In 2010, 7.6 million Americans had STEM (science, technology, engineering and mathematics) jobs. By 2018, The U.S. Department of Commerce expects that number to increase by 1.3 million.

“This is definitely where the jobs are heading,” says Bob Lind, STEM coordinator for Covington Catholic High School.

With burgeoning opportunity on the horizon, Covington Catholic announced a partnership with Project Lead the Way earlier this year. The nonprofit delivers world-class STEM curriculum and professional development models to more than 5,000 schools across the United States. The program engages educators, as well as community and corporate entities, to establish skills for a variety of industries.

The 2015-2016 school year marks the first year for the program, so Lind is gearing the introductory curriculum toward freshman and sophomores. The courses are available for college credit, with institutions like the University of Kentucky accepting six credit hours for PLTW courses.

Lind plans to start underclassmen out with an engineering and design class, where they can apply math, science and engineering concepts. Students will work individually, as well as in teams, to design solutions for a variety of problems. In doing so, they will experiment with 3-D imaging and other engineering software. Lind’s other introductory course, principles of engineering, will explore a broad range of engineering topics, including mechanisms, the strength of structures, automation and other hands-on concepts.

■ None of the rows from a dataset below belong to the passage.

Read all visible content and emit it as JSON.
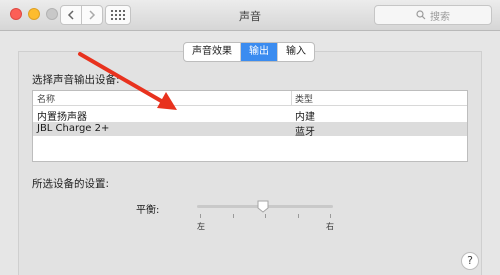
{
  "window": {
    "title": "声音",
    "search_placeholder": "搜索"
  },
  "tabs": [
    {
      "label": "声音效果",
      "active": false
    },
    {
      "label": "输出",
      "active": true
    },
    {
      "label": "输入",
      "active": false
    }
  ],
  "output": {
    "select_label": "选择声音输出设备:",
    "columns": [
      "名称",
      "类型"
    ],
    "devices": [
      {
        "name": "内置扬声器",
        "type": "内建",
        "selected": false
      },
      {
        "name": "JBL Charge 2+",
        "type": "蓝牙",
        "selected": true
      }
    ],
    "settings_label": "所选设备的设置:",
    "balance": {
      "label": "平衡:",
      "left": "左",
      "right": "右",
      "value": 0.5
    }
  },
  "help": "?",
  "colors": {
    "accent": "#3b8cf0",
    "annotation_arrow": "#e8321e"
  },
  "icons": [
    "close-button",
    "minimize-button",
    "zoom-button",
    "chevron-left-icon",
    "chevron-right-icon",
    "grid-icon",
    "search-icon",
    "help-icon"
  ]
}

“Project-based learning is a great way to cement learning concepts,” says Lind, “We can watch a video on how to change a tire, but until you actually do it with hands on, you won’t have a full understanding.”

Covington Catholic’s STEM program will also incorporate specialization courses like aerospace engineering, biological engineering and civil engineering.

In the PLTW curriculum, students engage in open-ended problem solving where they learn and apply the engineering design process. They also use the same software and programs companies throughout the world use.

According to a study of more than 56,000 Indiana high school graduates by the Center for Urban and Multicultural Education at Indiana University, students who participated in PLTW were three to four times more likely to study engineering than students who didn’t participate in the program. PLTW students who took three or more STEM courses in high school were six times more likely to study STEM in college than their peers who had not taken PLTW in high school. It’s especially encouraging considering that a STEM student with a bachelor’s degree earns, on average, 26 percent more than non-STEM professionals.

“We’ve been hearing over and over that American students are falling behind, and we’re seeing a lot of engineers coming from other countries… We need to give students a little exposure and see if it’s something they want to pursue,” says Lind.